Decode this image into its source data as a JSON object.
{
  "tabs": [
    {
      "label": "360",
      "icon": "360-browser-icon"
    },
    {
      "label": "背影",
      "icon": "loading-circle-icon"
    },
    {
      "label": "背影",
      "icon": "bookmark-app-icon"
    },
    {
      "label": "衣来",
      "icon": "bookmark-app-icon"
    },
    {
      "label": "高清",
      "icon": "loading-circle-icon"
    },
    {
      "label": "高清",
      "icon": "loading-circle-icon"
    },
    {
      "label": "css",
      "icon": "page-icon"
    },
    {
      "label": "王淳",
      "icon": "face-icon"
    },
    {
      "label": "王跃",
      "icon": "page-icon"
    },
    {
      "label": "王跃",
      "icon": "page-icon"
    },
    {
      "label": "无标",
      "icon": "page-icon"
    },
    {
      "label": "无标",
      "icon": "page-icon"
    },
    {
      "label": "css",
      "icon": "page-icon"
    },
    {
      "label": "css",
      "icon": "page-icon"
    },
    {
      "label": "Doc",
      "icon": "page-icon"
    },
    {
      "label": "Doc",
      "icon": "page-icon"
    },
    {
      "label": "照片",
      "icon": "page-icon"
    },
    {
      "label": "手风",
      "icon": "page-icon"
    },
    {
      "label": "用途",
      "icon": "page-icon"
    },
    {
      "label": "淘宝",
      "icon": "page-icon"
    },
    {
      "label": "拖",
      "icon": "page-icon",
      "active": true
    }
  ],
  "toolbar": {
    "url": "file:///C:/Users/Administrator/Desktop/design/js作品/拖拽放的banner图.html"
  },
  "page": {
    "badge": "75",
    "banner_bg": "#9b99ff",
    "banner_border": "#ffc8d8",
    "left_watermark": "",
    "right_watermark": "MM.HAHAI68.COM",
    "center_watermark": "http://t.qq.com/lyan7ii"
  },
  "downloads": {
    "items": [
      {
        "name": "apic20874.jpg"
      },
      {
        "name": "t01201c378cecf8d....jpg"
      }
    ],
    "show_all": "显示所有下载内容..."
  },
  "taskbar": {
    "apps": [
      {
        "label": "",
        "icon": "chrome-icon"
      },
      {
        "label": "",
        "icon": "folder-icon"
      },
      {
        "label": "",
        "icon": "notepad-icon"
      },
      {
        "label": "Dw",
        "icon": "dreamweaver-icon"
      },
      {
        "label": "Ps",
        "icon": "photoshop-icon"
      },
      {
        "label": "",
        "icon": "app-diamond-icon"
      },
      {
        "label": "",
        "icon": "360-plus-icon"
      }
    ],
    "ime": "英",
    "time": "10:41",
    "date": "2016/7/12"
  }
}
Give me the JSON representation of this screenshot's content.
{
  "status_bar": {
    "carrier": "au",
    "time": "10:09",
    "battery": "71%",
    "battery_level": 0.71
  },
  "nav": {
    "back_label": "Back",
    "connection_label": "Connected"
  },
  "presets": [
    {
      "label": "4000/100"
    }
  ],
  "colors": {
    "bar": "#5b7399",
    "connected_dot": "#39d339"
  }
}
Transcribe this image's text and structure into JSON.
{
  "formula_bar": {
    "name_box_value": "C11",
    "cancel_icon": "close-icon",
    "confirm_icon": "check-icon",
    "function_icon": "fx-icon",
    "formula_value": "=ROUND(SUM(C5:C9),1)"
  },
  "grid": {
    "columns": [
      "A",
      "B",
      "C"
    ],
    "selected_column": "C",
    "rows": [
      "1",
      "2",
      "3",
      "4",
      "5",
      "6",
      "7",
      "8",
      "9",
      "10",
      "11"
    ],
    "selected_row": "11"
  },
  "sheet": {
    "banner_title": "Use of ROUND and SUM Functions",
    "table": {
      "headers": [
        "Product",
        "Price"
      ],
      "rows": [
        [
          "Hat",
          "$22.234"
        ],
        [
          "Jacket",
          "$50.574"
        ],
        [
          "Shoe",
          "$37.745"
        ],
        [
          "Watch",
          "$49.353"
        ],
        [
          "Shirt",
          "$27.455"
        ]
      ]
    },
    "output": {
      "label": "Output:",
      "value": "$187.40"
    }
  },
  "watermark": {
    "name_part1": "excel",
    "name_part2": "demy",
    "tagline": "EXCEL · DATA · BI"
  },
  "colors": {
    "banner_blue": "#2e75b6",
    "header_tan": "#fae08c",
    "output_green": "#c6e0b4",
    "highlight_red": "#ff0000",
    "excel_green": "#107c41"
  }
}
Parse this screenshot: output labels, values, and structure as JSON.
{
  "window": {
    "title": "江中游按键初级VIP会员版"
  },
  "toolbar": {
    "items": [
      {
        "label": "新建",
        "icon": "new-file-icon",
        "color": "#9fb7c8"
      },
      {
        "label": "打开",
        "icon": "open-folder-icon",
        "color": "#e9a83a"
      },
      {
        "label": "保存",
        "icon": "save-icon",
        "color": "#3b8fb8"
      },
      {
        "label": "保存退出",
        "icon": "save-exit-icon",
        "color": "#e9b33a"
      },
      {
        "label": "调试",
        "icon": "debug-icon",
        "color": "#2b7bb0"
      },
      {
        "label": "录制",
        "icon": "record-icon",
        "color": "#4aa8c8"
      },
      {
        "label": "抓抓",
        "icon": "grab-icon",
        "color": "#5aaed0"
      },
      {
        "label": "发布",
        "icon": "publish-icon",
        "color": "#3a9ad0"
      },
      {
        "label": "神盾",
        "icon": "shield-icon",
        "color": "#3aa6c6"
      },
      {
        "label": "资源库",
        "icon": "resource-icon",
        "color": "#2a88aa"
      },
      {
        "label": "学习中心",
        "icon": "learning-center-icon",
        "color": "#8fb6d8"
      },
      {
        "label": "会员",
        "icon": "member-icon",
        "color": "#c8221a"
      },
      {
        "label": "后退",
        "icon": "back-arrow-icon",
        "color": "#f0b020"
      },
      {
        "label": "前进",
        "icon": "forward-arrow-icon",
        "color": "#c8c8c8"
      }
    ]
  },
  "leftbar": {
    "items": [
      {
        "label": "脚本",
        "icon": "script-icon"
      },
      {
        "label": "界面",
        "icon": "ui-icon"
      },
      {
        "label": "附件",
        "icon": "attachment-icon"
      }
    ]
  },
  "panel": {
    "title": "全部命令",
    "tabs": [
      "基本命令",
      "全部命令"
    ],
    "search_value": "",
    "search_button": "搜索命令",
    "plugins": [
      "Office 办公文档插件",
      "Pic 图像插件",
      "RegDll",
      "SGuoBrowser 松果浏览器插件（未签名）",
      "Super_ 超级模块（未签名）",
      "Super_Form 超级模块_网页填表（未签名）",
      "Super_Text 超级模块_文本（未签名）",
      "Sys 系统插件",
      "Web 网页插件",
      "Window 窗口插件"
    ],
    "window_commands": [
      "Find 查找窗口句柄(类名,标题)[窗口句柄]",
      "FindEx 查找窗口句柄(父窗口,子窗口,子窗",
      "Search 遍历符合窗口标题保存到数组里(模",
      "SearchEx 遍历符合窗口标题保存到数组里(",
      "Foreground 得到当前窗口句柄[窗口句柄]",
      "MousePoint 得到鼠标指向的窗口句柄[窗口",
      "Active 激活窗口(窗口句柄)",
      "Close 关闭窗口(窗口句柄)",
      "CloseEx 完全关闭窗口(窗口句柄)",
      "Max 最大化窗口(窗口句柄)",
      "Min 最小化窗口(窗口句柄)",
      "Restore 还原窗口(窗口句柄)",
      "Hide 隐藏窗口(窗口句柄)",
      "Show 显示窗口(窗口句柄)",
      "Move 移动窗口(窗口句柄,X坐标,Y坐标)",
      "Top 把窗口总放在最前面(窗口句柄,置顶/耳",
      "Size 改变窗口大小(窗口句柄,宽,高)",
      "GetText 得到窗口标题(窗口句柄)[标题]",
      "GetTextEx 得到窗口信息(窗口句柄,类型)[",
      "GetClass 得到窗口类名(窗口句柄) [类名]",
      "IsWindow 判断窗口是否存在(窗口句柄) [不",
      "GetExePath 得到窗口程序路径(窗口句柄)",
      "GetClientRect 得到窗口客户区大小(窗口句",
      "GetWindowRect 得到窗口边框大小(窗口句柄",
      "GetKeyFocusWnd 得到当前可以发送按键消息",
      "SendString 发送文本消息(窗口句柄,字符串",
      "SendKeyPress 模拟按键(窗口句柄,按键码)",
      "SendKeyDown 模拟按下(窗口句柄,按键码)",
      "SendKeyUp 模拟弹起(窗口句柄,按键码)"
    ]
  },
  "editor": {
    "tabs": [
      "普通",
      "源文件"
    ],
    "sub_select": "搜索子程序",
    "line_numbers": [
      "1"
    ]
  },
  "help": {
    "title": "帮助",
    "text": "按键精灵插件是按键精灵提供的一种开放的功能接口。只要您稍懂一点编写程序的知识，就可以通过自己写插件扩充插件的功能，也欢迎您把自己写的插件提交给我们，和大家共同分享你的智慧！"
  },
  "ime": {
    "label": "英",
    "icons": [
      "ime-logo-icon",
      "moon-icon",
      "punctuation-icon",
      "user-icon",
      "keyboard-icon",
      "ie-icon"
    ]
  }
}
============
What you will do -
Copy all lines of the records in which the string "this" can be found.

Result of the task -
Decode this image into its source data as a JSON object.
Give me the JSON representation of this screenshot's content.
Transcribe this image's text and structure into JSON.
Parse this screenshot: output labels, values, and structure as JSON.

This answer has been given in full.